Africans puzzled by Live 8 but hope for change
By Rebecca Harrison
JOHANNESBURG (Reuters) – Few Africans watched thestar-studded Live 8 gigs meant to highlight their plight butmany said on Sunday any bid to relieve poverty was welcome –even faraway rock concerts performed for rich whites.
Up to 2 billion people watched broadcasts of Saturday’sLive 8 concerts, performed on four continents to help drawattention to poverty in Africa and press the world’s mostpowerful leaders to cancel debt, boost aid and scrap unfairtrade barriers.
Yet in Africa where most people are too poor to own a TV,only a fraction of those meant to benefit actually saw theevent billed as the world’s biggest concert and those who didwere puzzled by endless footage of white men with guitars.
“I don’t know who Bob Geldof is,” said Edward Romoki indowntown Johannesburg when asked what he thought of the manbehind the concerts. “But people are speaking about poverty andthere is plenty of that in Africa — maybe a concert like thiscan put Africa in the news and change things.”
Maxwell Shirima, a 25-year-old who makes around $5 a dayselling oranges at the side of the road in Tanzania said he hadno idea there were any concerts being staged to help Africa.
“I haven’t heard anything about it, but anything to help usis good,” he said.
ACTION NOT WORDS
Africans who knew about the concerts thought they were agood idea but wondered why their own musicians had beensidelined — a criticism that prompted the last-minute additionof the much smaller Johannesburg gig.
“What do participating musicians know about Africa?” askedSusan Outa, a student in Nairobi. “How do we know whether halfof them have even visited a single African country?”
At the Johannesburg show on Saturday some 8,000 peoplestared nonplussed at a giant screen beaming live footage of U2and other western acts little known in Africa from glitzierconcerts in rich countries.
But while artists said they would have loved to share thestage with international stars such as Bjork and Bono, theysaid the local concert offered a chance to educate youngAfricans about the issues behind their daily strife.
“As a young African man this gives me a chance to talk toother young Africans about the issues that are stopping themfrom being free,” said Zola, South Africa’s king of kwaito — aversion of hiphop that grew from the townships.
Between pumping tunes, Zola and other performers drew hugecheers as they preached debt relief and free trade to a crowdlargely unversed in international economics.
Despite skepticism over how much a bunch of rock starscould change their lives, many Africans were hopeful a meetingof the Group of Eight (G8) richest countries next week wouldyield results.
“I hope the G8 will find a solution to our problems,” saidunemployed 21-year-old Isa Mlambo in Johannesburg. “They alwayspromise, but I am hoping this time they will take action.”
Kenyan student Phillip Khisa reckoned Africa must firstfight its own battles and wondered whether even debt write-offwould help a continent blighted by corruption.
“You know we have a greedy government.
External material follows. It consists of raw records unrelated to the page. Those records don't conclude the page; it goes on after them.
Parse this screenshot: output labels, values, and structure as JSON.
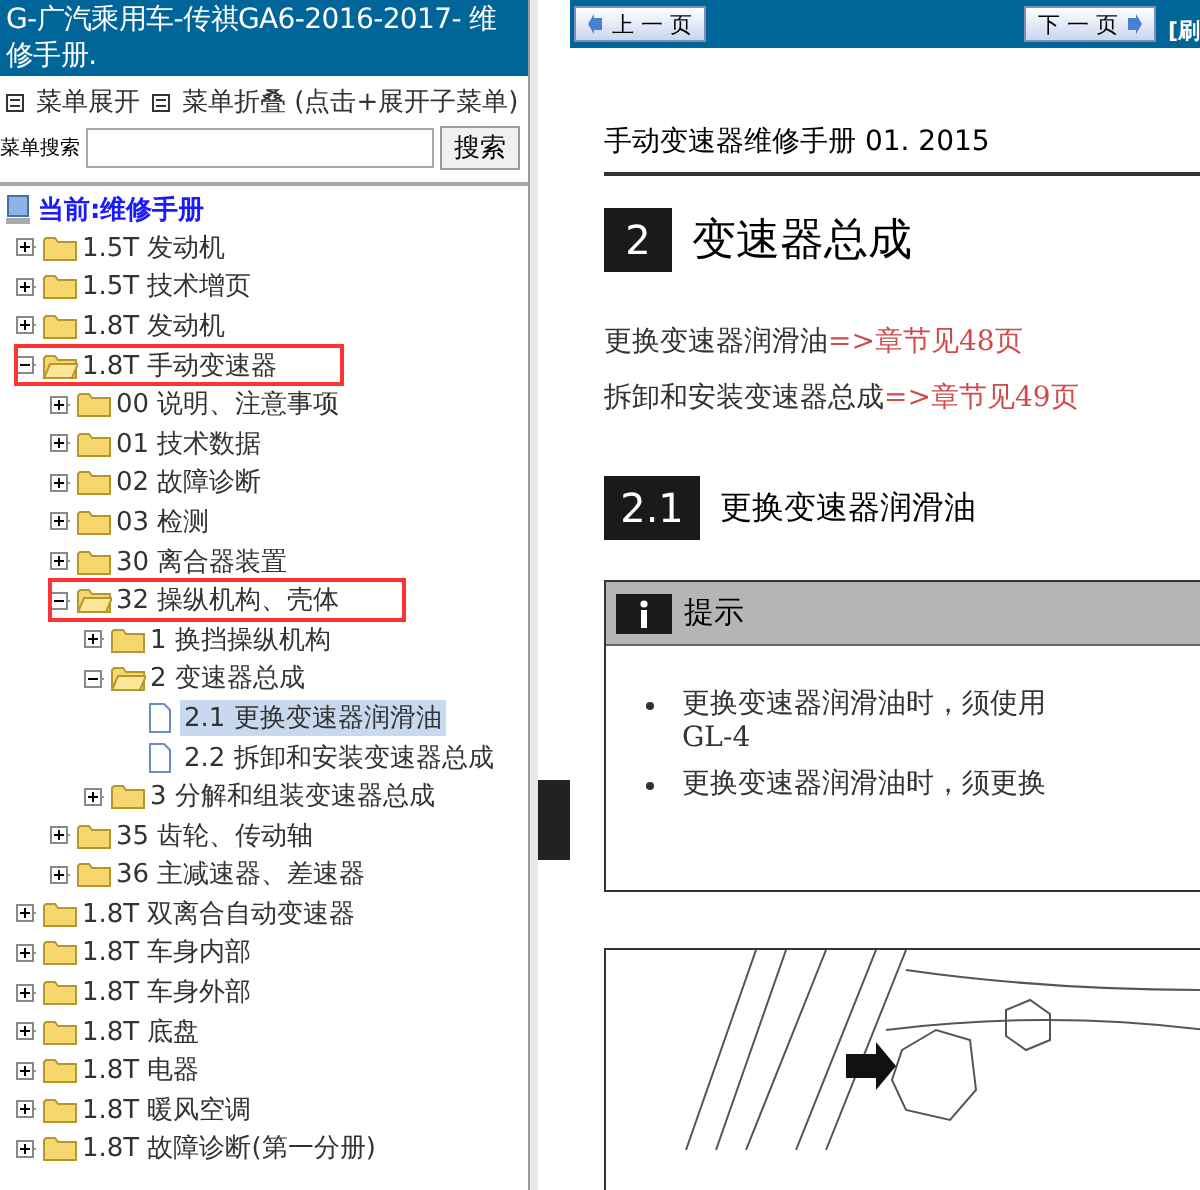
{
  "sidebar": {
    "title": "G-广汽乘用车-传祺GA6-2016-2017- 维修手册.",
    "menu_links": [
      "菜单展开",
      "菜单折叠 (点击+展开子菜单)"
    ],
    "search": {
      "label": "菜单搜索",
      "button": "搜索"
    },
    "tree": {
      "root": "当前:维修手册",
      "items": [
        {
          "kind": "folder",
          "label": "1.5T 发动机",
          "expanded": false,
          "highlighted": false,
          "selected": false
        },
        {
          "kind": "folder",
          "label": "1.5T 技术增页",
          "expanded": false,
          "highlighted": false,
          "selected": false
        },
        {
          "kind": "folder",
          "label": "1.8T 发动机",
          "expanded": false,
          "highlighted": false,
          "selected": false
        },
        {
          "kind": "folder",
          "label": "1.8T 手动变速器",
          "expanded": true,
          "highlighted": true,
          "selected": false,
          "children": [
            {
              "kind": "folder",
              "label": "00 说明、注意事项",
              "expanded": false,
              "highlighted": false,
              "selected": false
            },
            {
              "kind": "folder",
              "label": "01 技术数据",
              "expanded": false,
              "highlighted": false,
              "selected": false
            },
            {
              "kind": "folder",
              "label": "02 故障诊断",
              "expanded": false,
              "highlighted": false,
              "selected": false
            },
            {
              "kind": "folder",
              "label": "03 检测",
              "expanded": false,
              "highlighted": false,
              "selected": false
            },
            {
              "kind": "folder",
              "label": "30 离合器装置",
              "expanded": false,
              "highlighted": false,
              "selected": false
            },
            {
              "kind": "folder",
              "label": "32 操纵机构、壳体",
              "expanded": true,
              "highlighted": true,
              "selected": false,
              "children": [
                {
                  "kind": "folder",
                  "label": "1 换挡操纵机构",
                  "expanded": false,
                  "highlighted": false,
                  "selected": false
                },
                {
                  "kind": "folder",
                  "label": "2 变速器总成",
                  "expanded": true,
                  "highlighted": false,
                  "selected": false,
                  "children": [
                    {
                      "kind": "document",
                      "label": "2.1 更换变速器润滑油",
                      "highlighted": false,
                      "selected": true
                    },
                    {
                      "kind": "document",
                      "label": "2.2 拆卸和安装变速器总成",
                      "highlighted": false,
                      "selected": false
                    }
                  ]
                },
                {
                  "kind": "folder",
                  "label": "3 分解和组装变速器总成",
                  "expanded": false,
                  "highlighted": false,
                  "selected": false
                }
              ]
            },
            {
              "kind": "folder",
              "label": "35 齿轮、传动轴",
              "expanded": false,
              "highlighted": false,
              "selected": false
            },
            {
              "kind": "folder",
              "label": "36 主减速器、差速器",
              "expanded": false,
              "highlighted": false,
              "selected": false
            }
          ]
        },
        {
          "kind": "folder",
          "label": "1.8T 双离合自动变速器",
          "expanded": false,
          "highlighted": false,
          "selected": false
        },
        {
          "kind": "folder",
          "label": "1.8T 车身内部",
          "expanded": false,
          "highlighted": false,
          "selected": false
        },
        {
          "kind": "folder",
          "label": "1.8T 车身外部",
          "expanded": false,
          "highlighted": false,
          "selected": false
        },
        {
          "kind": "folder",
          "label": "1.8T 底盘",
          "expanded": false,
          "highlighted": false,
          "selected": false
        },
        {
          "kind": "folder",
          "label": "1.8T 电器",
          "expanded": false,
          "highlighted": false,
          "selected": false
        },
        {
          "kind": "folder",
          "label": "1.8T 暖风空调",
          "expanded": false,
          "highlighted": false,
          "selected": false
        },
        {
          "kind": "folder",
          "label": "1.8T 故障诊断(第一分册)",
          "expanded": false,
          "highlighted": false,
          "selected": false
        }
      ]
    }
  },
  "viewer": {
    "prev_button": "上 一 页",
    "next_button": "下 一 页",
    "refresh_link": "[刷",
    "page": {
      "running_head": "手动变速器维修手册 01. 2015",
      "chapter": {
        "number": "2",
        "title": "变速器总成"
      },
      "links": [
        {
          "text": "更换变速器润滑油",
          "ref": "=>章节见48页"
        },
        {
          "text": "拆卸和安装变速器总成",
          "ref": "=>章节见49页"
        }
      ],
      "section": {
        "number": "2.1",
        "title": "更换变速器润滑油"
      },
      "note": {
        "title": "提示",
        "bullets": [
          {
            "lines": [
              "更换变速器润滑油时，须使用",
              "GL-4"
            ]
          },
          {
            "lines": [
              "更换变速器润滑油时，须更换"
            ]
          }
        ]
      }
    }
  }
}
Even if they cancelthe debt, it will not help if the government is greedy. Seniorgovernment officials should cut their salaries first.”
(Additional reporting by George Obulutsa in Nairobi andHelen Nyambura in Dar es Salaam)